The tour's dominant No. 1 was tested today—but she still won a set 6-0. Swiatek will face Jessica Pegula next, in the quarterfinals.

What does Swiatek’s slight slip from the heights of perfection mean for her going forward? Will tension continue to build as she gets closer to the title? Or will she relax a little now that she has survived a scare, and shown she can still win without playing flawlessly? Her next opponent, the ever-steady and improving Jessica Pegula, will offer a different challenge than she faced today.

“I’m taking a lot of confidence in my comeback in the second set,” Swiatek said. “So I think it’s important that I had this kind of match, which is kind of like a cold shower, and it reminded me how to find these solutions after losing a first set.”

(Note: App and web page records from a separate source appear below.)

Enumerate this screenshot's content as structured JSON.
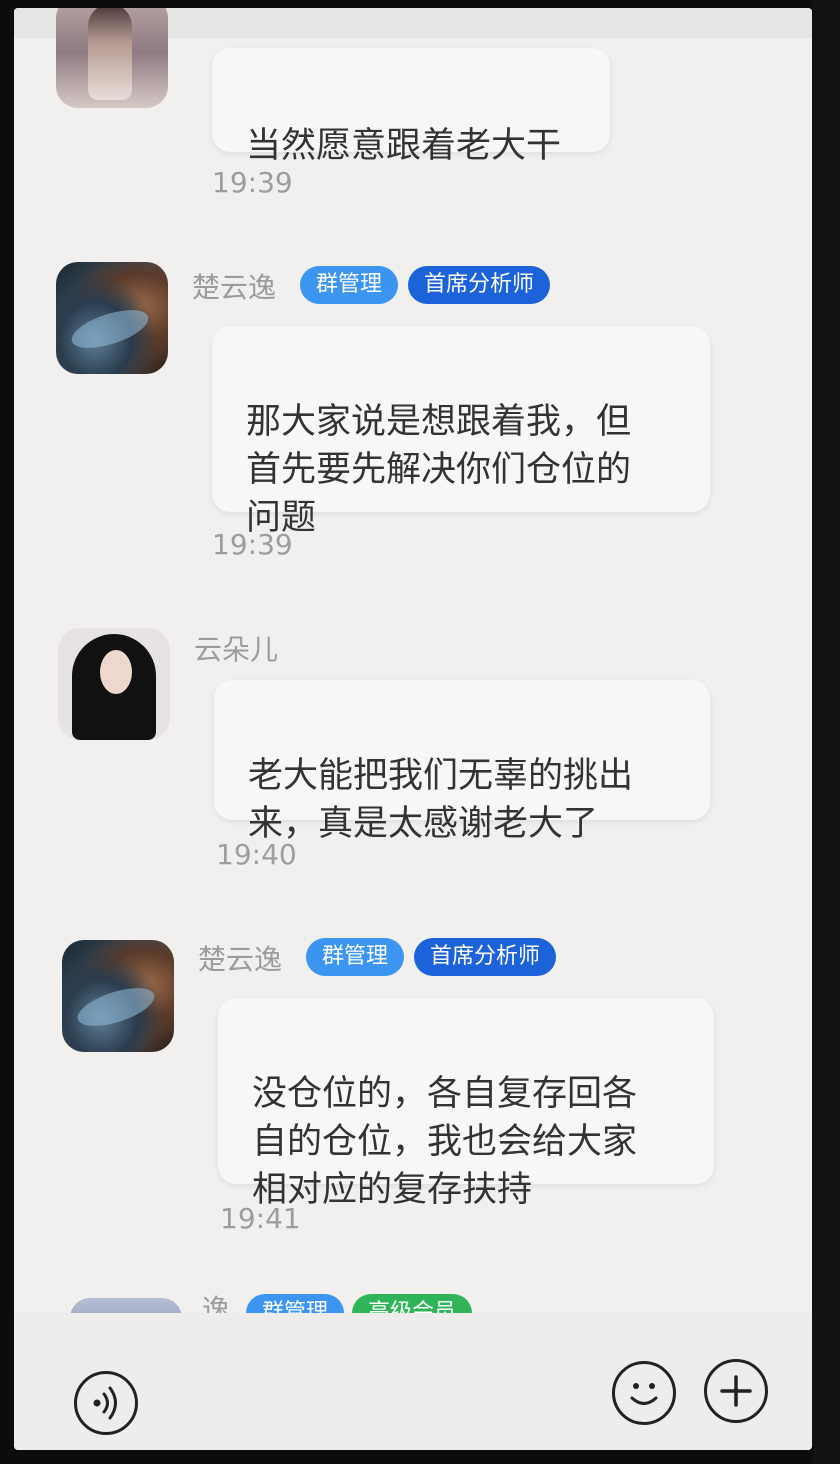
{
  "messages": [
    {
      "sender": "",
      "text": "当然愿意跟着老大干",
      "time": "19:39",
      "badges": []
    },
    {
      "sender": "楚云逸",
      "text": "那大家说是想跟着我，但\n首先要先解决你们仓位的\n问题",
      "time": "19:39",
      "badges": [
        "群管理",
        "首席分析师"
      ]
    },
    {
      "sender": "云朵儿",
      "text": "老大能把我们无辜的挑出\n来，真是太感谢老大了",
      "time": "19:40",
      "badges": []
    },
    {
      "sender": "楚云逸",
      "text": "没仓位的，各自复存回各\n自的仓位，我也会给大家\n相对应的复存扶持",
      "time": "19:41",
      "badges": [
        "群管理",
        "首席分析师"
      ]
    },
    {
      "sender": "逸",
      "text": "",
      "time": "",
      "badges": [
        "群管理",
        "高级会员"
      ]
    }
  ],
  "icons": {
    "voice": "voice-icon",
    "emoji": "emoji-icon",
    "plus": "plus-icon"
  },
  "colors": {
    "badge_admin": "#3c95f0",
    "badge_analyst": "#1c62d8",
    "badge_member": "#2fb45a",
    "background": "#f1f0ee"
  }
}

“I feel when I’m gonna take some positives from it, I think it’s going to give me a lot before the next matches.”